## [Exercise goal]
Apart from the pictures, write out all the records exactly.

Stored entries
******
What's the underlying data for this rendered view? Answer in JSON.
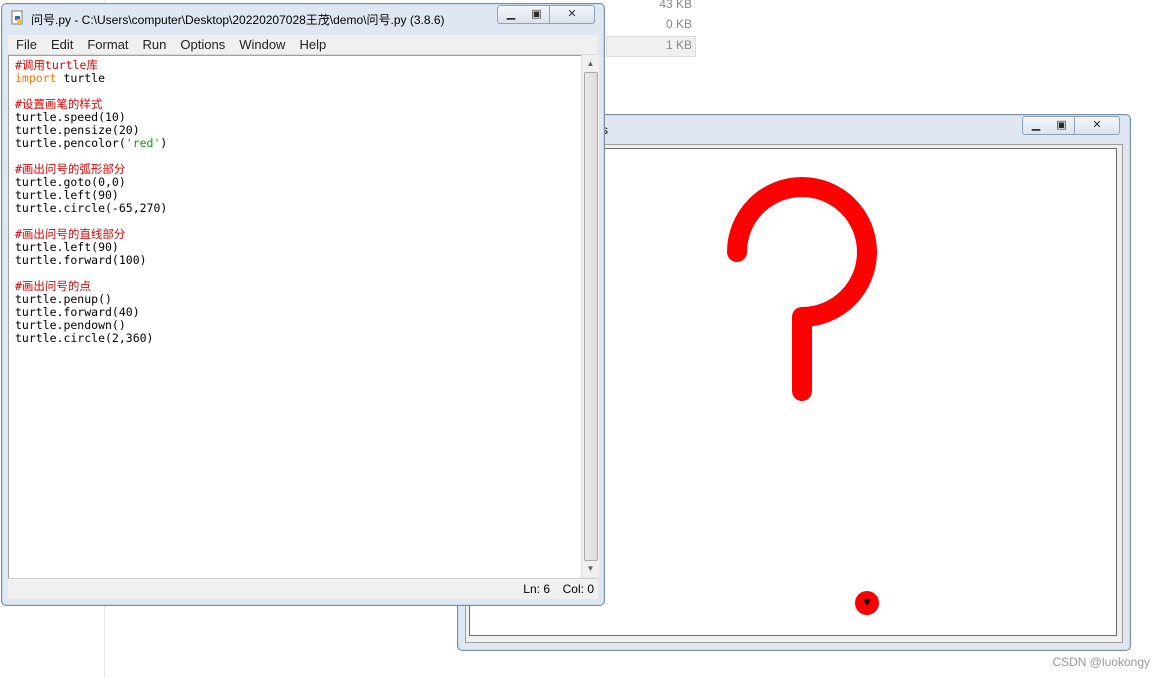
{
  "background": {
    "file_sizes": [
      "43 KB",
      "0 KB",
      "1 KB"
    ]
  },
  "idle_window": {
    "title": "问号.py - C:\\Users\\computer\\Desktop\\20220207028王茂\\demo\\问号.py (3.8.6)",
    "menu": [
      "File",
      "Edit",
      "Format",
      "Run",
      "Options",
      "Window",
      "Help"
    ],
    "status": {
      "line": "Ln: 6",
      "col": "Col: 0"
    }
  },
  "code_lines": [
    [
      {
        "t": "#调用turtle库",
        "c": "comment"
      }
    ],
    [
      {
        "t": "import",
        "c": "keyword"
      },
      {
        "t": " turtle",
        "c": "plain"
      }
    ],
    [
      {
        "t": "",
        "c": "plain"
      }
    ],
    [
      {
        "t": "#设置画笔的样式",
        "c": "comment"
      }
    ],
    [
      {
        "t": "turtle.speed(10)",
        "c": "plain"
      }
    ],
    [
      {
        "t": "turtle.pensize(20)",
        "c": "plain"
      }
    ],
    [
      {
        "t": "turtle.pencolor(",
        "c": "plain"
      },
      {
        "t": "'red'",
        "c": "string"
      },
      {
        "t": ")",
        "c": "plain"
      }
    ],
    [
      {
        "t": "",
        "c": "plain"
      }
    ],
    [
      {
        "t": "#画出问号的弧形部分",
        "c": "comment"
      }
    ],
    [
      {
        "t": "turtle.goto(0,0)",
        "c": "plain"
      }
    ],
    [
      {
        "t": "turtle.left(90)",
        "c": "plain"
      }
    ],
    [
      {
        "t": "turtle.circle(-65,270)",
        "c": "plain"
      }
    ],
    [
      {
        "t": "",
        "c": "plain"
      }
    ],
    [
      {
        "t": "#画出问号的直线部分",
        "c": "comment"
      }
    ],
    [
      {
        "t": "turtle.left(90)",
        "c": "plain"
      }
    ],
    [
      {
        "t": "turtle.forward(100)",
        "c": "plain"
      }
    ],
    [
      {
        "t": "",
        "c": "plain"
      }
    ],
    [
      {
        "t": "#画出问号的点",
        "c": "comment"
      }
    ],
    [
      {
        "t": "turtle.penup()",
        "c": "plain"
      }
    ],
    [
      {
        "t": "turtle.forward(40)",
        "c": "plain"
      }
    ],
    [
      {
        "t": "turtle.pendown()",
        "c": "plain"
      }
    ],
    [
      {
        "t": "turtle.circle(2,360)",
        "c": "plain"
      }
    ]
  ],
  "turtle_window": {
    "title_fragment": "cs",
    "pen_color": "#ff0000"
  },
  "watermark": "CSDN @luokongy",
  "colors": {
    "comment": "#dd0000",
    "keyword": "#ff7700",
    "string": "#00aa00",
    "pen": "#ff0000"
  }
}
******
## [Response]
What's the underlying data for this rendered view? Answer in JSON.
{
  "background": {
    "file_sizes": [
      "43 KB",
      "0 KB",
      "1 KB"
    ]
  },
  "idle_window": {
    "title": "问号.py - C:\\Users\\computer\\Desktop\\20220207028王茂\\demo\\问号.py (3.8.6)",
    "menu": [
      "File",
      "Edit",
      "Format",
      "Run",
      "Options",
      "Window",
      "Help"
    ],
    "status": {
      "line": "Ln: 6",
      "col": "Col: 0"
    }
  },
  "code_lines": [
    [
      {
        "t": "#调用turtle库",
        "c": "comment"
      }
    ],
    [
      {
        "t": "import",
        "c": "keyword"
      },
      {
        "t": " turtle",
        "c": "plain"
      }
    ],
    [
      {
        "t": "",
        "c": "plain"
      }
    ],
    [
      {
        "t": "#设置画笔的样式",
        "c": "comment"
      }
    ],
    [
      {
        "t": "turtle.speed(10)",
        "c": "plain"
      }
    ],
    [
      {
        "t": "turtle.pensize(20)",
        "c": "plain"
      }
    ],
    [
      {
        "t": "turtle.pencolor(",
        "c": "plain"
      },
      {
        "t": "'red'",
        "c": "string"
      },
      {
        "t": ")",
        "c": "plain"
      }
    ],
    [
      {
        "t": "",
        "c": "plain"
      }
    ],
    [
      {
        "t": "#画出问号的弧形部分",
        "c": "comment"
      }
    ],
    [
      {
        "t": "turtle.goto(0,0)",
        "c": "plain"
      }
    ],
    [
      {
        "t": "turtle.left(90)",
        "c": "plain"
      }
    ],
    [
      {
        "t": "turtle.circle(-65,270)",
        "c": "plain"
      }
    ],
    [
      {
        "t": "",
        "c": "plain"
      }
    ],
    [
      {
        "t": "#画出问号的直线部分",
        "c": "comment"
      }
    ],
    [
      {
        "t": "turtle.left(90)",
        "c": "plain"
      }
    ],
    [
      {
        "t": "turtle.forward(100)",
        "c": "plain"
      }
    ],
    [
      {
        "t": "",
        "c": "plain"
      }
    ],
    [
      {
        "t": "#画出问号的点",
        "c": "comment"
      }
    ],
    [
      {
        "t": "turtle.penup()",
        "c": "plain"
      }
    ],
    [
      {
        "t": "turtle.forward(40)",
        "c": "plain"
      }
    ],
    [
      {
        "t": "turtle.pendown()",
        "c": "plain"
      }
    ],
    [
      {
        "t": "turtle.circle(2,360)",
        "c": "plain"
      }
    ]
  ],
  "turtle_window": {
    "title_fragment": "cs",
    "pen_color": "#ff0000"
  },
  "watermark": "CSDN @luokongy",
  "colors": {
    "comment": "#dd0000",
    "keyword": "#ff7700",
    "string": "#00aa00",
    "pen": "#ff0000"
  }
}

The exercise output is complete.